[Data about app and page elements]
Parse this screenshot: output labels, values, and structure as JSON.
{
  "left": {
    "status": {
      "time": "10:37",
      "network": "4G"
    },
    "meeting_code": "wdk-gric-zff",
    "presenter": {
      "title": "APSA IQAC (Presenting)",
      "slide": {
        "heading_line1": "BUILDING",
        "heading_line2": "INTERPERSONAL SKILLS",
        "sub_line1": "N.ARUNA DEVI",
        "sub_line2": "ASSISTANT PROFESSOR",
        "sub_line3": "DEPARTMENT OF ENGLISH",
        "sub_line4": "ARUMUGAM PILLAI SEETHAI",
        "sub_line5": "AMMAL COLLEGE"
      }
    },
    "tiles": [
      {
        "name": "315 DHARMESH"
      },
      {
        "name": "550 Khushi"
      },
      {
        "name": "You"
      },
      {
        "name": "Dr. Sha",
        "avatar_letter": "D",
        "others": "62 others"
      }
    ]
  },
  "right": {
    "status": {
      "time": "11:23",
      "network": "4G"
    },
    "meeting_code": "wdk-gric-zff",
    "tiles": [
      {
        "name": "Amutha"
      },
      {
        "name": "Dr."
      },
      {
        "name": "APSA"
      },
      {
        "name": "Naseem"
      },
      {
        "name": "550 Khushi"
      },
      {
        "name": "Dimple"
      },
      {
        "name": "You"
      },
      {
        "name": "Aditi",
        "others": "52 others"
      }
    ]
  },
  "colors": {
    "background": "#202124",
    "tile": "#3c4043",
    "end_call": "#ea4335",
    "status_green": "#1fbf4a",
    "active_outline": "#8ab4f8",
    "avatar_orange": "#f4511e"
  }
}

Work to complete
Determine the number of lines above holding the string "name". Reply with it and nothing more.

Exercise solution
12